(Records from a data collection)
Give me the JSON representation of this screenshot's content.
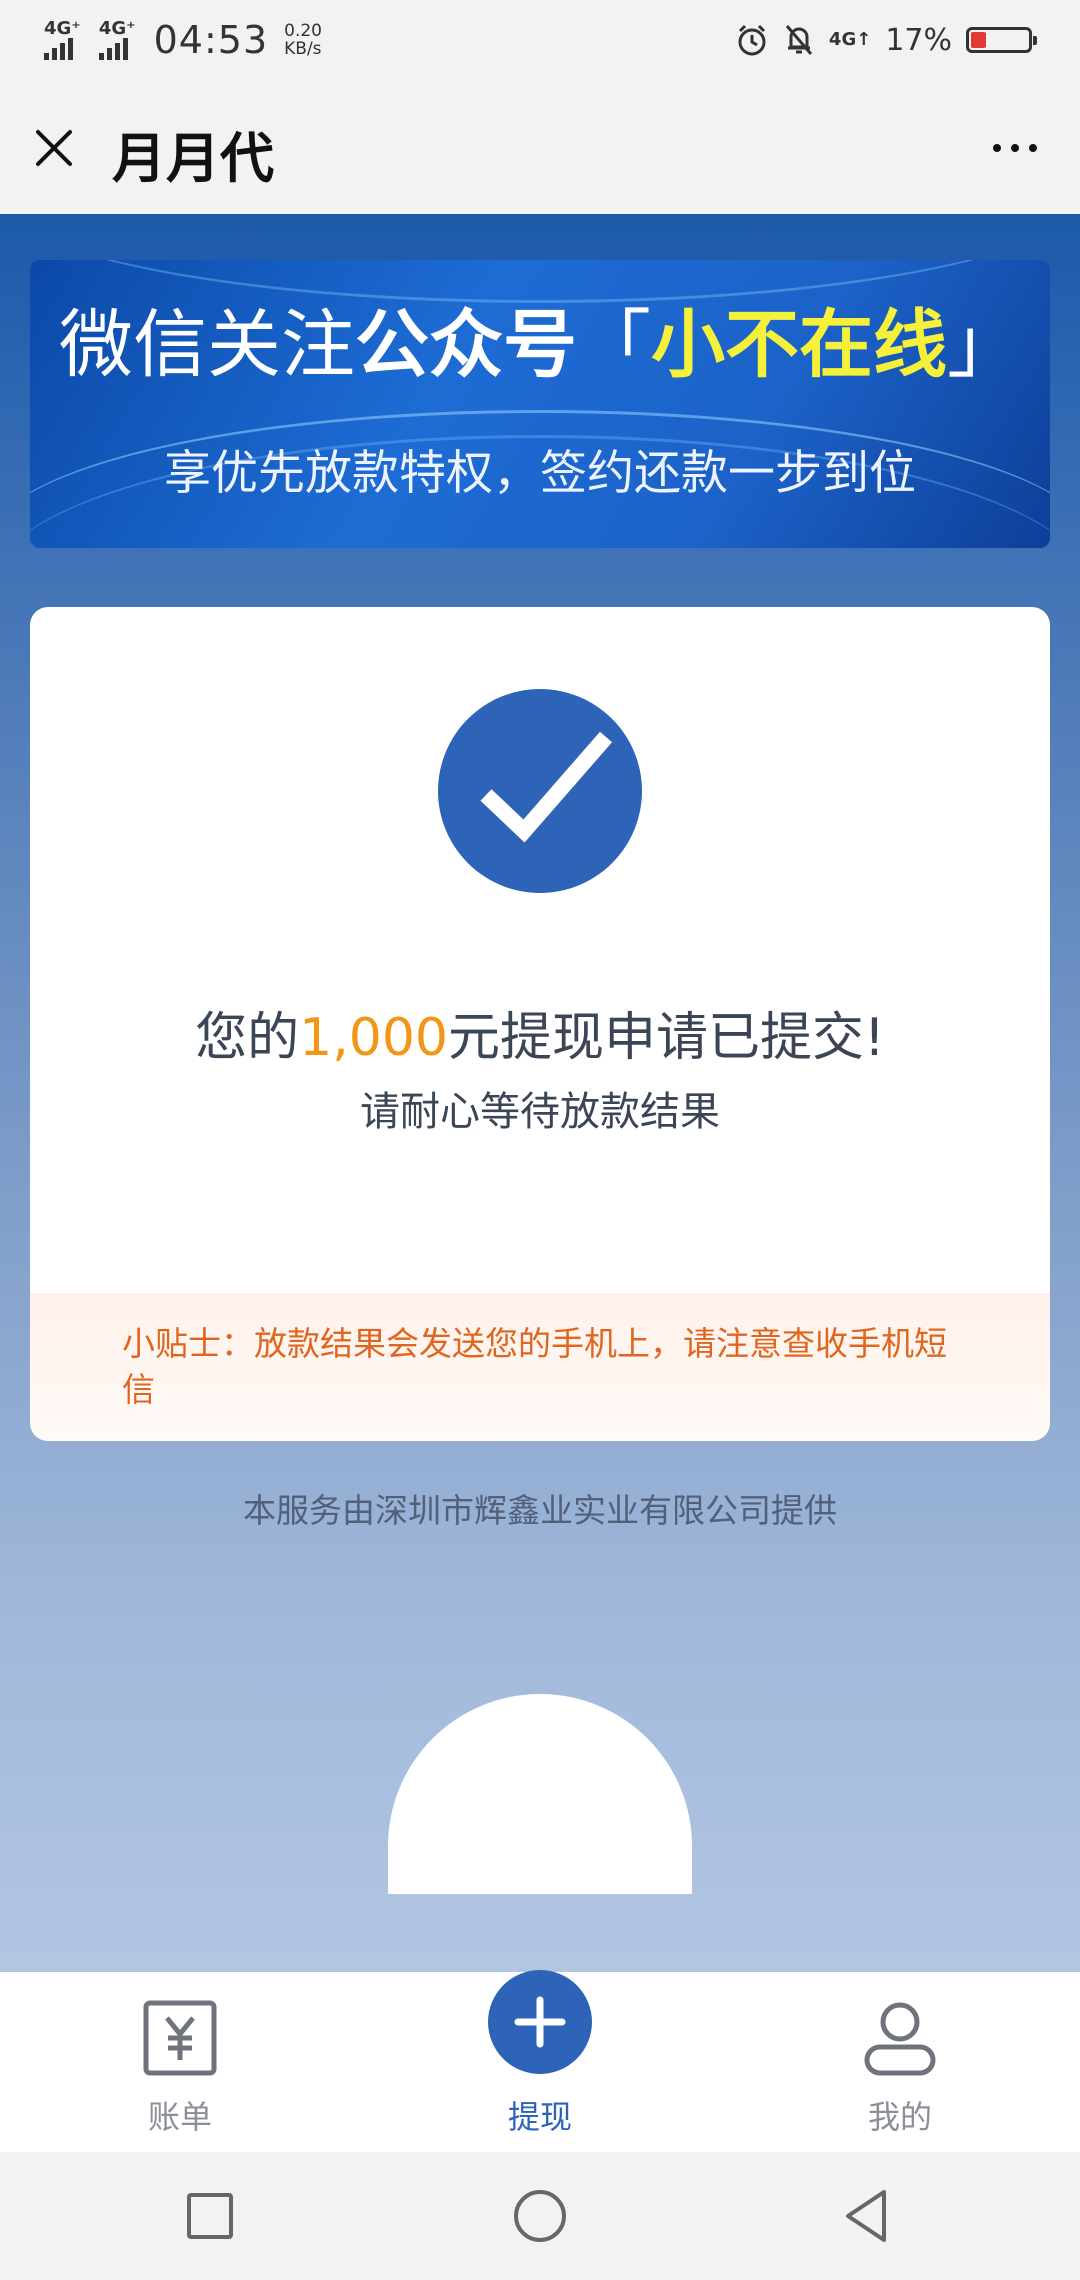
{
  "status_bar": {
    "signal_1": "4G⁺",
    "signal_2": "4G⁺",
    "time": "04:53",
    "speed_value": "0.20",
    "speed_unit": "KB/s",
    "network": "4G↑",
    "battery_text": "17%",
    "battery_level": 0.17,
    "battery_color": "#e53935"
  },
  "title_bar": {
    "title": "月月代",
    "close_icon": "close-icon",
    "more_icon": "more-icon"
  },
  "banner": {
    "line1_part1": "微信关注",
    "line1_part2": "公众号",
    "line1_part3": "「",
    "line1_part4": "小不在线",
    "line1_part5": "」",
    "line2": "享优先放款特权，签约还款一步到位"
  },
  "result": {
    "title_prefix": "您的",
    "amount": "1,000",
    "title_suffix": "元提现申请已提交!",
    "subtitle": "请耐心等待放款结果",
    "icon": "check-circle-icon",
    "icon_color": "#2e64b8",
    "amount_color": "#f29615"
  },
  "tip": {
    "text": "小贴士：放款结果会发送您的手机上，请注意查收手机短信"
  },
  "footer": {
    "provider": "本服务由深圳市辉鑫业实业有限公司提供"
  },
  "tabs": [
    {
      "label": "账单",
      "icon": "bill-yen-icon",
      "active": false
    },
    {
      "label": "提现",
      "icon": "plus-circle-icon",
      "active": true
    },
    {
      "label": "我的",
      "icon": "user-icon",
      "active": false
    }
  ],
  "colors": {
    "accent": "#2e64b8",
    "tip_text": "#e0661f"
  }
}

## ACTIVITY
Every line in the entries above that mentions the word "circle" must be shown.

## RESPONSE
    "icon": "check-circle-icon",
      "icon": "plus-circle-icon",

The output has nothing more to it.